== About this task ==
Your answer must consist of the records below, reproduced exactly, with every picture removed.

........

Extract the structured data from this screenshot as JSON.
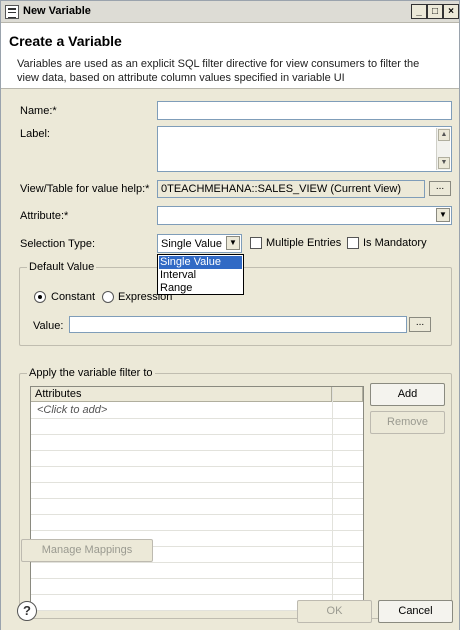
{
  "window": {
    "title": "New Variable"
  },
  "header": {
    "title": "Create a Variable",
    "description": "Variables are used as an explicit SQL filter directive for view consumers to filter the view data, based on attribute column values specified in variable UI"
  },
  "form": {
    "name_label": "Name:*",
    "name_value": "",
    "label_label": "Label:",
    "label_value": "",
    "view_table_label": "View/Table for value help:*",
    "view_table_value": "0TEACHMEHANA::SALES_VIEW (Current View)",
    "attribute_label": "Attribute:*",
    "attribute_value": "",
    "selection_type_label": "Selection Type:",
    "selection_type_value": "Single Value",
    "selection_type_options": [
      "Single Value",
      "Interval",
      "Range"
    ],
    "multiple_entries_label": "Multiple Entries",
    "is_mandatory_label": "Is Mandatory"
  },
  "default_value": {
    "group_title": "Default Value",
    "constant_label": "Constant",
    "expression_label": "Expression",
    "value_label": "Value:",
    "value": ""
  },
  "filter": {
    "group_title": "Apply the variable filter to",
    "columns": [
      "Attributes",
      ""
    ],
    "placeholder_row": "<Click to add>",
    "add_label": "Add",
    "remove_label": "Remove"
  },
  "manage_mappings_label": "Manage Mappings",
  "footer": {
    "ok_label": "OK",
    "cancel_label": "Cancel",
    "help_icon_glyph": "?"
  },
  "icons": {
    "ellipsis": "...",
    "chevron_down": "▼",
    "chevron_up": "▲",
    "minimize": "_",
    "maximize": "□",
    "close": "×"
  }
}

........

== Written response ==
Extract the structured data from this screenshot as JSON.
{
  "window": {
    "title": "New Variable"
  },
  "header": {
    "title": "Create a Variable",
    "description": "Variables are used as an explicit SQL filter directive for view consumers to filter the view data, based on attribute column values specified in variable UI"
  },
  "form": {
    "name_label": "Name:*",
    "name_value": "",
    "label_label": "Label:",
    "label_value": "",
    "view_table_label": "View/Table for value help:*",
    "view_table_value": "0TEACHMEHANA::SALES_VIEW (Current View)",
    "attribute_label": "Attribute:*",
    "attribute_value": "",
    "selection_type_label": "Selection Type:",
    "selection_type_value": "Single Value",
    "selection_type_options": [
      "Single Value",
      "Interval",
      "Range"
    ],
    "multiple_entries_label": "Multiple Entries",
    "is_mandatory_label": "Is Mandatory"
  },
  "default_value": {
    "group_title": "Default Value",
    "constant_label": "Constant",
    "expression_label": "Expression",
    "value_label": "Value:",
    "value": ""
  },
  "filter": {
    "group_title": "Apply the variable filter to",
    "columns": [
      "Attributes",
      ""
    ],
    "placeholder_row": "<Click to add>",
    "add_label": "Add",
    "remove_label": "Remove"
  },
  "manage_mappings_label": "Manage Mappings",
  "footer": {
    "ok_label": "OK",
    "cancel_label": "Cancel",
    "help_icon_glyph": "?"
  },
  "icons": {
    "ellipsis": "...",
    "chevron_down": "▼",
    "chevron_up": "▲",
    "minimize": "_",
    "maximize": "□",
    "close": "×"
  }
}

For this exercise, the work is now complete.